guage was to us unintelligible. They then rose
upon their feet, and shook hands with us with
great solemnity, and returned to their

In a few moments the Little Turtle

arose and
delivered the following speech, which one of us* Gerard Hopkins, who was a fine short hand
writer. T.
wrote in short hand, from the mouth of the In-

Brothers, it appears to me to be necessary
that I should give you an immediate answer, as
you are about to return to your families from
whence you came.

My Brothers and Friends, we are all pleased
to see you here, and to take our brothers, the
Quakers, through you by the hand. We re-
joice that the Great Spirit has appointed that
we should this day meet. For we believe, that
this meeting will be of the utmost consequence
to your red brethren.

Brothers, what you have said, we have care-
fully gathered up, we have placed it in our hearts,
in order that it may be communicated to our
posterity.
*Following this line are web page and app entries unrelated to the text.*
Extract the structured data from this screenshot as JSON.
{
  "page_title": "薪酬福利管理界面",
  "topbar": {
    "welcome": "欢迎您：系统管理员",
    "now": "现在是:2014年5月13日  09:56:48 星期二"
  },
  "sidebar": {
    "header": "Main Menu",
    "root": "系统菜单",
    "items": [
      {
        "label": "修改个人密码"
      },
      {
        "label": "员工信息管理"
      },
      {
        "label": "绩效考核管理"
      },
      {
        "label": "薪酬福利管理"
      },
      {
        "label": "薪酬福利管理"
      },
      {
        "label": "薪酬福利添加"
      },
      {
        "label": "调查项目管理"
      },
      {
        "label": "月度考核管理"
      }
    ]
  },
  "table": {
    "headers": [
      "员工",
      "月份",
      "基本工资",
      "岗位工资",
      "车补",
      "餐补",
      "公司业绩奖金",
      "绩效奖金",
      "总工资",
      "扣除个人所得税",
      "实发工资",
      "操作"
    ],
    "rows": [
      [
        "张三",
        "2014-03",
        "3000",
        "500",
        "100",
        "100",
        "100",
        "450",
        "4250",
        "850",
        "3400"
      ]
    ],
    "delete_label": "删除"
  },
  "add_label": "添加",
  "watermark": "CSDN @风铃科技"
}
We are convinced that what you
have said is for the good of your red brethren.
We are also convinced that our chiefs and war-
riors, our women and children will be all of our